A Big Money Cult Stock Straddle

Hey Traders,

With earnings season in full swing, there’s no doubt that some traders are already looking ahead to some of the “bigger” names that will be reporting in the next few weeks …

One Big Money trader in particular might be positioning him or herself to take advantage of some pre-earnings volatility … or a post-earnings price swing.

Here’s the $6,310,000 straddle play on a cult favorite.

Straddle Specifics

Before we get into the specifics of this Big Money trade, let’s take a minute to review exactly what a straddle is, and what it’s looking for.

A straddle involves purchasing both a call and a put with the same expiration date and same strike price on the same equity.

This is done when you think a stock is going to make a move …

But you don’t have a strong stance on the direction.

(On the flip side, a short straddle involves selling both the call and put, and is betting a stock is not going to move. In this case, a trader would be trying to take advantage of the sidewinding by collecting the premium.)

Straddles can profit from both a movement in the underlying stock, or from an increase in implied volatility (IV).

Because you purchased the call and put, if either the price of the underlying or implied volatility goes up, you can sell your options for more than you paid.

And at-the-money straddle prices can be used to estimate a stock’s post-earnings move.

You can read all about that right here. 

Now, onto the Big Money straddle we saw yesterday …

Cult Stock Straddle

Just a day after Apple (Ticker: AAPL) unveiled its newest gadgets — including more expensive AirPods to lose, a MacBook upgraded with the return of the HDMI port, and new HomePod mini colorways — one institutional investor (or more …) set their crosshairs on AAPL …

First, less than 20 minutes after trading started, one trader purchased 2,500 contracts of the November 145-strike calls for $5.17, while simultaneously purchasing the same number of November 145-strike puts for $2.97.

That’s a hefty $2,035,000 outlay, for those keeping track.

Just half an hour later, either the same trader came back and more-than-doubled-down with even more expensive AAPL options …

Or we’ve got a case of Big Money following Big Money!

This (second?) trader purchased the same November 145-strike straddle, but paid $5.85 for the calls, and $2.70 for the puts … and purchased a total of 5,000 contracts!

That’s a whopping $4,275,000 outlay …

And if these trades were both executed by the same trader, they spent a grand total of $6,310,000 on their straddle position.

And that wasn’t all …

About one minute after the second straddle went through, a block of 500,000 shares went up for $148.19 on the Chicago Stock Exchange, which specializes in putting up trades that correspond with big options trades.
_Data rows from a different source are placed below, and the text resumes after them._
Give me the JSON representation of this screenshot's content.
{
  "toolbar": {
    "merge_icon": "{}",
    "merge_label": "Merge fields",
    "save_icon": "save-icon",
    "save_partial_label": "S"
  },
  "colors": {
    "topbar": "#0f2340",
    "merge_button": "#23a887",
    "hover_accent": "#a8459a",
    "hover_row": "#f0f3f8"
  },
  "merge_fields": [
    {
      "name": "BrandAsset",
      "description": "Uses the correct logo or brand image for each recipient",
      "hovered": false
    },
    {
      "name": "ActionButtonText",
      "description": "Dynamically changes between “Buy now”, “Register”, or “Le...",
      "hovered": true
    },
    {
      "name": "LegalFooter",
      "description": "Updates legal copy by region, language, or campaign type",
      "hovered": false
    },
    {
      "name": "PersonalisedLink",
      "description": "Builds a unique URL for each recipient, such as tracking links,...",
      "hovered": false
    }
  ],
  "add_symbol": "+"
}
Now, paying $8.14 per straddle indicates this trader is looking for quite the move out of AAPL … the shares would have to move up to $153.14 (about a 3% increase from their close at $148.76 on Tuesday) or all the way down to $136.85 (an 8% decrease from Thursday’s close) …

And the purchase of the shares makes me think they’re leaning towards the more bullish move.

Also consider AAPL’s mean move in the session after earnings over the last eight quarters is 3.4%. An 8% post-earnings drop would be an outlier. 

However, headed into earnings, I don’t think it is unlikely that they could be looking to take advantage of increasing IV.

Right now, implied volatility is rather cheap for AAPL, sitting in just the 14th percentile of its annual range.

As we head closer to AAPL’s earnings date … a sharp increase in IV isn’t guaranteed, but it isn’t unlikely, either. Take a look at the two-year AAPL chart, with 30-day implied volatility on the bottom.

Earnings are marked with the “E.”

You can see that while IV doesn’t ALWAYS rise dramatically ahead of every earnings report, it often does.

If AAPL IV begins to rise over the next week, I would keep an eye out for this trader to start taking profits on some of this position.

Your Only Option,

Mark Sebastian

Leave a Reply

Your email address will not be published. Required fields are marked *

This site uses Akismet to reduce spam. Learn how your comment data is processed.